National Institute of Health (NIH)
National Cancer Institute (NCI)
Investigator-Initiated Intramural Research Projects (ZIA)
Project #
Application #
Study Section
Project Start
Project End
Budget Start
Budget End
Support Year
Fiscal Year
Total Cost
Indirect Cost
National Cancer Institute Division of Basic Sciences
Zip Code
Hartford, Suzanne A; Chittela, Rajanikant; Ding, Xia et al. (2016) Interaction with PALB2 Is Essential for Maintenance of Genomic Integrity by BRCA2. PLoS Genet 12:e1006236

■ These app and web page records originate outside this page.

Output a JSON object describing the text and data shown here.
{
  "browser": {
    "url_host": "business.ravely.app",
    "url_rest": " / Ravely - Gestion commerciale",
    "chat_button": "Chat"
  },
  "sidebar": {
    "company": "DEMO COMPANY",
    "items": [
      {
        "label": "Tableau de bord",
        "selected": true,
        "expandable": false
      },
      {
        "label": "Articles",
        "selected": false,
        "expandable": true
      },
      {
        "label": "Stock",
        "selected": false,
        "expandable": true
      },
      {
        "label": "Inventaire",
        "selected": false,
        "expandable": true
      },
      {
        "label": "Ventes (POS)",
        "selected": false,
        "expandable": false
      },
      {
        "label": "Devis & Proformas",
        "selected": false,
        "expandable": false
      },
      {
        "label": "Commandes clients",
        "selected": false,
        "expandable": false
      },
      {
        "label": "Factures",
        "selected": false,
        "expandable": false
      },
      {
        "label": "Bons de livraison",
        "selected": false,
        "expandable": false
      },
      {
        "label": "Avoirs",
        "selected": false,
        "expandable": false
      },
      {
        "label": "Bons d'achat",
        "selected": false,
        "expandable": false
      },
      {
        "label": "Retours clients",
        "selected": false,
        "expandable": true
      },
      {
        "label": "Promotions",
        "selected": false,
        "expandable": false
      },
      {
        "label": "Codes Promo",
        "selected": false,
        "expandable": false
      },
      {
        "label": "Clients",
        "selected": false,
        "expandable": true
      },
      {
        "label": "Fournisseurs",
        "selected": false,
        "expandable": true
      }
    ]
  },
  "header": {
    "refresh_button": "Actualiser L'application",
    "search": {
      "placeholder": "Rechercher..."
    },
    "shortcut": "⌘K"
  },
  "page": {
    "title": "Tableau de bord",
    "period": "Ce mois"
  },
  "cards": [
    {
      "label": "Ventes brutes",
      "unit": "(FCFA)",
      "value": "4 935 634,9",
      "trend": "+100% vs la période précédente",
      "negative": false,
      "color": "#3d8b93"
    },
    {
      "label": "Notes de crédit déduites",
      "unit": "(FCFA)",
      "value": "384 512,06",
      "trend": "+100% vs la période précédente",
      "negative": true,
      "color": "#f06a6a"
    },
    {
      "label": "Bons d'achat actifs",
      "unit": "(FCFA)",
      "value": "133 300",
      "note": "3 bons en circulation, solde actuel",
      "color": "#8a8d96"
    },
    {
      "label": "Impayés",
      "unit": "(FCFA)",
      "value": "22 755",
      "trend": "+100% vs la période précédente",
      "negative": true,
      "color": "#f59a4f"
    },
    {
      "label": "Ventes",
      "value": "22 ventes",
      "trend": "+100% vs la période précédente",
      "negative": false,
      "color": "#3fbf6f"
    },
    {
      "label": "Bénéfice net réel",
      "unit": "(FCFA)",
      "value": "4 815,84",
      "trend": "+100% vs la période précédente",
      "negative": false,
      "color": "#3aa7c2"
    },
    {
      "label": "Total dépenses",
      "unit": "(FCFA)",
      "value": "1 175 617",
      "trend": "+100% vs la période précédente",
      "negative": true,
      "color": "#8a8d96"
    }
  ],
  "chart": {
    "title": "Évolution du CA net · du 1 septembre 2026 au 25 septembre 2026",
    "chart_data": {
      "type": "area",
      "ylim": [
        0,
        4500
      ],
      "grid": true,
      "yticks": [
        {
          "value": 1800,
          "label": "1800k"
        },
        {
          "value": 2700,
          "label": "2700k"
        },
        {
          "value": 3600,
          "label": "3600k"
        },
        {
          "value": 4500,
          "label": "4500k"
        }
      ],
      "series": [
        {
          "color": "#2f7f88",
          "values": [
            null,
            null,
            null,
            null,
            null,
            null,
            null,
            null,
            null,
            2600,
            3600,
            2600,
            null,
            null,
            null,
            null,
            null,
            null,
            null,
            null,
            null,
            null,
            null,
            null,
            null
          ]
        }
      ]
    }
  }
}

Kim, Sinae; Song, Jin Hoi; Kim, Seokho et al. (2016) Loss of oncogenic miR-155 in tumor cells promotes tumor growth by enhancing C/EBP-?-mediated MDSC infiltration. Oncotarget 7:11094-112
Mukherjee, Malini; Ge, Gouqing; Zhang, Nenggang et al. (2014) MMTV-Espl1 transgenic mice develop aneuploid, estrogen receptor alpha (ER?)-positive mammary adenocarcinomas. Oncogene 33:5511-5522
Chang, Suhwan; Sharan, Shyam K (2013) The role of epigenetic transcriptional regulation in BRCA1-mediated tumor suppression. Transcription 4:24-8
Biswas, Kajal; Das, Ranabir; Eggington, Julie M et al. (2012) Functional evaluation of BRCA2 variants mapping to the PALB2-binding and C-terminal DNA-binding domains using a mouse ES cell-based assay. Hum Mol Genet 21:3993-4006
Chang, Suhwan; Sharan, Shyam K (2012) Epigenetic control of an oncogenic microRNA, miR-155, by BRCA1. Oncotarget 3:5-6
Chang, Suhwan; Wang, Rui-Hong; Akagi, Keiko et al. (2011) Tumor suppressor BRCA1 epigenetically controls oncogenic microRNA-155. Nat Med 17:1275-82
Biswas, Kajal; Das, Ranabir; Alter, Blanche P et al. (2011) A comprehensive functional characterization of BRCA2 variants associated with Fanconi anemia using mouse ES cell-based assay. Blood 118:2430-42
Kuznetsov, Sergey G; Chang, Suhwan; Sharan, Shyam K (2010) Functional analysis of human BRCA2 variants using a mouse embryonic stem cell-based assay. Methods Mol Biol 653:259-80
Sharan, Shyam K; Thomason, Lynn C; Kuznetsov, Sergey G et al. (2009) Recombineering: a homologous recombination-based method of genetic engineering. Nat Protoc 4:206-23

Showing the most recent 10 out of 13 publications